From the original article by Luke Smith.
From Gottfriend Hensel's 1791 Synopsis Universae Philologiae
I've said on a couple livestreams that the ideal way for an English speaker to begin learning or excel in learning other major European languages (Spanish, French, Italian and German) is to use Michel Thomas's audiotapes. They can be found for free on Pirate Bay and other sites, but you can also buy them on his official site.
This style of audiotapes is so far above any other, it's hard to even put it in words. They make really exceptional promises: "learn a language in 8 hours" and in some sense I'm inclined to agree.
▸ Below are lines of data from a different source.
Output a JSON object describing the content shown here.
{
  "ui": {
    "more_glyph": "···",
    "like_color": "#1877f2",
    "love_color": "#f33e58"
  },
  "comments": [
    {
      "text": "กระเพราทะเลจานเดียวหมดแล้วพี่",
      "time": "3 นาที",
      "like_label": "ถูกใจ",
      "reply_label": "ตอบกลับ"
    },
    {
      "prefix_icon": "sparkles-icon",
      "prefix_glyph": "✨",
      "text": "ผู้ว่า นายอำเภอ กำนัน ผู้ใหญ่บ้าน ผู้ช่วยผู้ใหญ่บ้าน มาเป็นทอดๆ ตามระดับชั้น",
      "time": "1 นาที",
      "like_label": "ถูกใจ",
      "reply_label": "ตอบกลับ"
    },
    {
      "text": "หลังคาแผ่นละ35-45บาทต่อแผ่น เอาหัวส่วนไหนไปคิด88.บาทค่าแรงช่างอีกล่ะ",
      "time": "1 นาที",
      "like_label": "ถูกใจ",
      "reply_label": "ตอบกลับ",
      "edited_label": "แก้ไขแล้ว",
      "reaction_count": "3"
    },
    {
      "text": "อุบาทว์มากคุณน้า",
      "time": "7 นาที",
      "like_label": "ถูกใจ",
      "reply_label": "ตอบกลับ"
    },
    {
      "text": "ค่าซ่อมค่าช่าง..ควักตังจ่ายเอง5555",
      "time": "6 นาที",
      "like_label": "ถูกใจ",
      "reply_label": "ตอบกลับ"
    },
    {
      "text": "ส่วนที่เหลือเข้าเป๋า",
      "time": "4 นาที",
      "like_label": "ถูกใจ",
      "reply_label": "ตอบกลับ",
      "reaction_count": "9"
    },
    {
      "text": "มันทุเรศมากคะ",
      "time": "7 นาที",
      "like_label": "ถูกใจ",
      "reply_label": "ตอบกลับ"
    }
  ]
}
They certainly give a reflexive foundation that makes learning anything else about a language very easy. There are multiple courses and they're worth listening to multiple times until it's a totally internalized.
The tapes all have Thomas locked in a room with two people who don't know the language, one male, one female. Thomas simply teaches and illicit basic responses from the two students, teaching them as they go. As the listener, your part is to say the proper responses to yourself before the example students. At all points in time, the students are creating novel sentences, combining basic concepts.
Probably the most important part of the tapes is the lack of vocabulary taught. You don't get 20 irrelevant nouns with each lesson to memorize that you don't even now how to use. What new words you "learn" are mostly shared in common with English. The goal is to make you fluent before you have to memorize words.
Thomas, instead, actually teaches the language and how to be constructive in it: the verbs, the verb inflections, how to combine them, basic pronouns and the like. Only once the students understand them does he move on to the words for real-world objects. Thomas will sometimes explain why he does this in the course, but it amounts to what I've said in other places: you can guess or figure out nouns or talk around them, but if you don't know how to put verbs together, you just don't know the language and you can't even fake it. It is much easier to learn nouns after you actually learn the structure of the language and can actually use them.
You're never told to "listen to this passage and think about what it means" in the Thomas method. The Thomas method is entirely productive: you make the sentences and you have to put yourself in the mindset of how the language works.
A lot of other audiotapes, say Pimsleur, have you sit and listen to text and implicitly ask you to "translate" it. This in essense, keeps you thinking in English, or thinking in translating mode. The also keep you chained to canned responses in a single dialog. When people do this, they ignore the actual structure/grammar of the language, listen for big noticable nouns, and then piece together what the sentence means. This is always a bad idea.
It's honestly rare that you even ever see a "good teacher." By that I mean someone who can easily keep track of what his students know and can devise questions perfect to pry their knowledge. Thomas is just honestly good at this and it goes a long way. In the tapes, if he notices that a student repeatedly messing something up, he knows how to elicit better responses and remind them of what they need. This is 99% of teaching, despite the fact that it's a really rare skill.
After Michel Thomas's death (or perhaps a little before) the company running his website above put out tapes for many other languages: Chinese, Arabic, Hindi, Japanese, etc. under his name. They are done "in his method" theoretically, but they are no good. They do weird things like have two different teachers: one who instructs the students and one who is a native speaker of the language to say the sentences in it. I think the idea behind it was to make sure you hear a "perfect" accent, but it's a total waste and the sponteneity required for actual teaching is lost because you have these two different people trying organize among themselves. I think the teachers lack the introspective skill to keep tabs on the students' learning that I mentioned above, so all-in-all, I think they're awkward and fake.
Donovan Nagel (you may know him from his YouTube channel on BSD) gave Michel Thomas a negative review after using the "Michel Thomas" Arabic tapes. I listened to part of the Chinese tapes and they were not worth it (if you want to learn Chinese I've written about what I recommend).
But the real Michel Thomas tapes: Spanish, French, Italian, German, done by the man himself, are the best for all their respective languages.